What to work on
What is the count of lines below that include "date"? Reply with nothing else.

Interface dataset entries

* * * *

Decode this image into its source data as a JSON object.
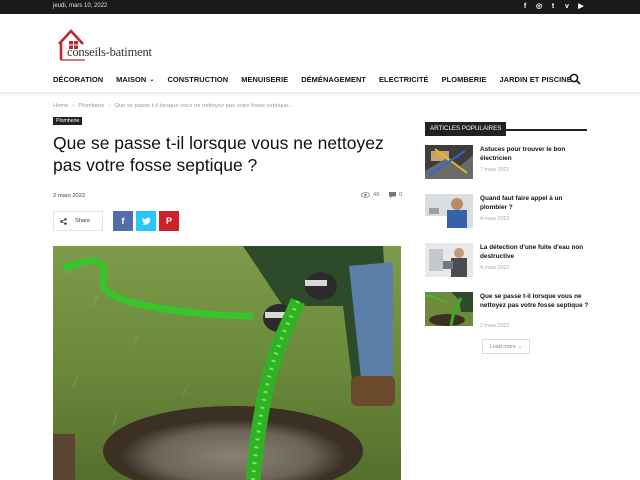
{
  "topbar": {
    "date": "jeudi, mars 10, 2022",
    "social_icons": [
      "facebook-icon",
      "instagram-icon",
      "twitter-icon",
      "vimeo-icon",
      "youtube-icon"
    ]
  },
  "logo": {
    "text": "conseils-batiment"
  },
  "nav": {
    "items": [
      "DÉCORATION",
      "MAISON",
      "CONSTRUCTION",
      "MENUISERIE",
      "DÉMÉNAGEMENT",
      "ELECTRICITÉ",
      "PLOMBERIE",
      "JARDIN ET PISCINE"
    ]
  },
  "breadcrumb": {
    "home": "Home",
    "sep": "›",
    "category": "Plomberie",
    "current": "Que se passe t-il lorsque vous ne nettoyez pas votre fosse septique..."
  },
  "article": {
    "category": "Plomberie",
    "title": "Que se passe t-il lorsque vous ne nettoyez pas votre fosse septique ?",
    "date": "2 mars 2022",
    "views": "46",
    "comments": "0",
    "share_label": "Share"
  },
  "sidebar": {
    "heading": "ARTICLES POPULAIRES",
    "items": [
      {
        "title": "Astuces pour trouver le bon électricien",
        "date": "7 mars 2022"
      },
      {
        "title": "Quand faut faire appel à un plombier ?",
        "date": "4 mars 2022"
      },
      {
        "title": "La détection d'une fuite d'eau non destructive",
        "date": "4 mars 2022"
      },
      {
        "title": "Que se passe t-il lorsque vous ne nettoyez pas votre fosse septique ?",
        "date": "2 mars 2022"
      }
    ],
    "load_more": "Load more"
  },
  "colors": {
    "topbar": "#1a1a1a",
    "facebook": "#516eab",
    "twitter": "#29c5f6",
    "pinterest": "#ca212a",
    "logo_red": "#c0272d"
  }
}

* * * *

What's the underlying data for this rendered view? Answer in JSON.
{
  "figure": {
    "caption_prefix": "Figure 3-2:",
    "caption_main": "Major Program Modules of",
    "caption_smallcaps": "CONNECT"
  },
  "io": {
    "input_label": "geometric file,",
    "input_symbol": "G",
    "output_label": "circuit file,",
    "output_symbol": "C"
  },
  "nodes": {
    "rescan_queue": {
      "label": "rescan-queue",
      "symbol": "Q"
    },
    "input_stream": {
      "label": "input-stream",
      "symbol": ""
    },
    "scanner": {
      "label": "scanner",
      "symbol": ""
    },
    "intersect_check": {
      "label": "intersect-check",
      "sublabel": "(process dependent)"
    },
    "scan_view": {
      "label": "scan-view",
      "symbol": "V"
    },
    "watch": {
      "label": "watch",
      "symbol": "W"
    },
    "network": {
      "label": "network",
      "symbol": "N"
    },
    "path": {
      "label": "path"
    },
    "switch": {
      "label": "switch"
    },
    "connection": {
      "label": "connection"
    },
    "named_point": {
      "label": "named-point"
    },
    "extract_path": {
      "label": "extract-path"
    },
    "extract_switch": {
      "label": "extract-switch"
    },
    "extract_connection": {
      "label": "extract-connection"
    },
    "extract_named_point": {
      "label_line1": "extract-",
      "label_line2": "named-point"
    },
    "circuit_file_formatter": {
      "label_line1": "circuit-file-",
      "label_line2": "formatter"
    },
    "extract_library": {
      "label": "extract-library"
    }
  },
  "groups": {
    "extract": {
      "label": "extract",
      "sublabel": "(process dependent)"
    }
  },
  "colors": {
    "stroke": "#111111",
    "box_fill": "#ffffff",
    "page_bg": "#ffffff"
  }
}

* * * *

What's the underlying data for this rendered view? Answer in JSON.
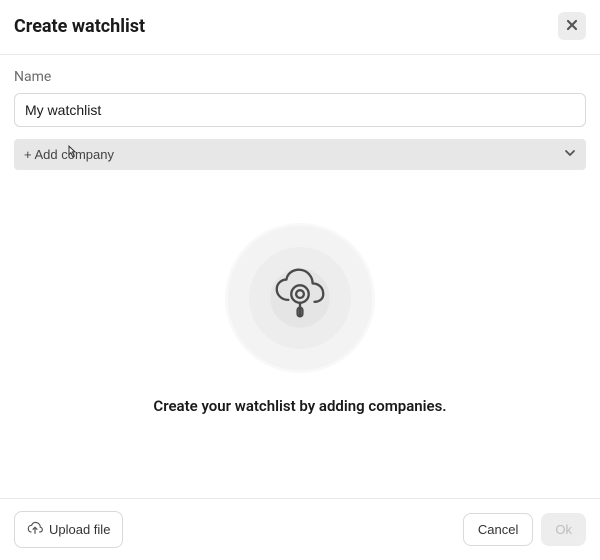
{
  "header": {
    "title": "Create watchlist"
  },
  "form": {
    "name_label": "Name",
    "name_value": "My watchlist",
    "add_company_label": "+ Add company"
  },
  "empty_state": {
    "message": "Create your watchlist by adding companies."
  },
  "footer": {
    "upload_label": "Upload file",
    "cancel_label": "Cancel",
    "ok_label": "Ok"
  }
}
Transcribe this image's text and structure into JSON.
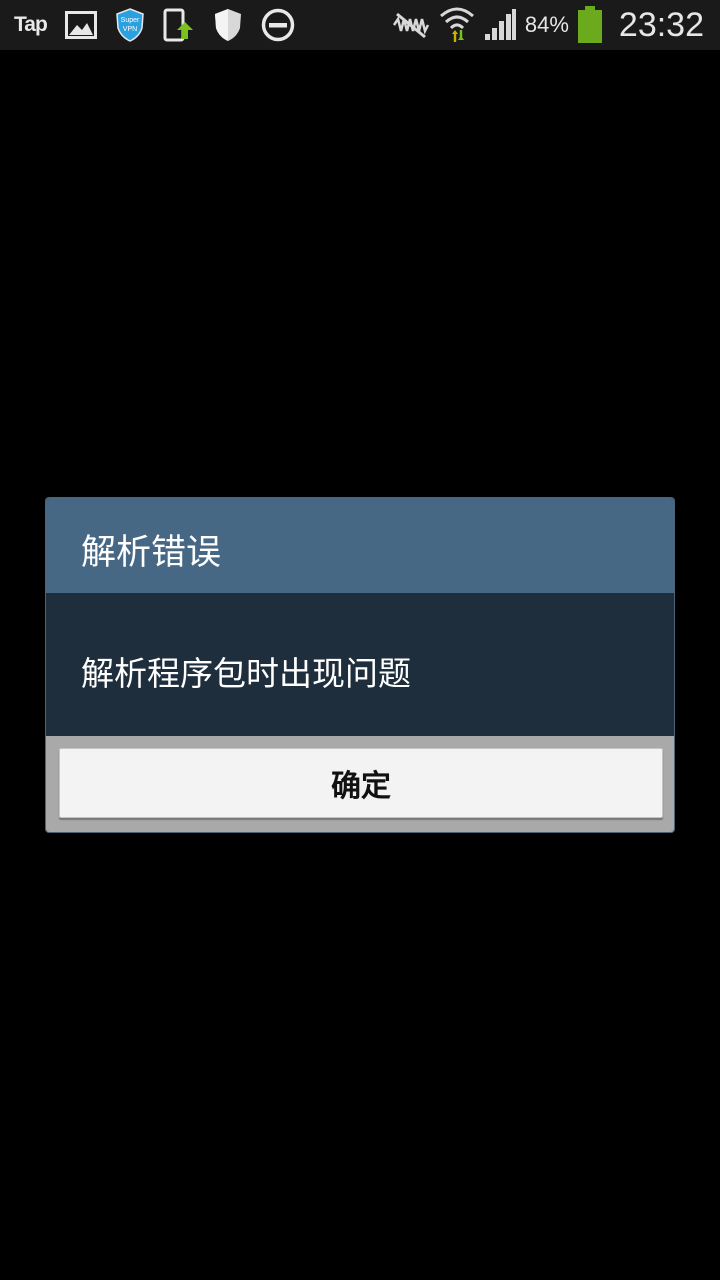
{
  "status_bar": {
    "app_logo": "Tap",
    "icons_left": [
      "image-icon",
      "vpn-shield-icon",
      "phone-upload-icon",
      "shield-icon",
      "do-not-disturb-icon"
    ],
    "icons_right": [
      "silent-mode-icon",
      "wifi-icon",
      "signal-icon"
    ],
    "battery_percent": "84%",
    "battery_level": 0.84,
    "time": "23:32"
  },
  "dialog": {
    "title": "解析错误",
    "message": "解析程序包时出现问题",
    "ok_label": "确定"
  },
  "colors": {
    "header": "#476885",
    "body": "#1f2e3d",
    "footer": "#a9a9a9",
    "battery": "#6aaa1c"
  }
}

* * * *

Solution for this exercise
6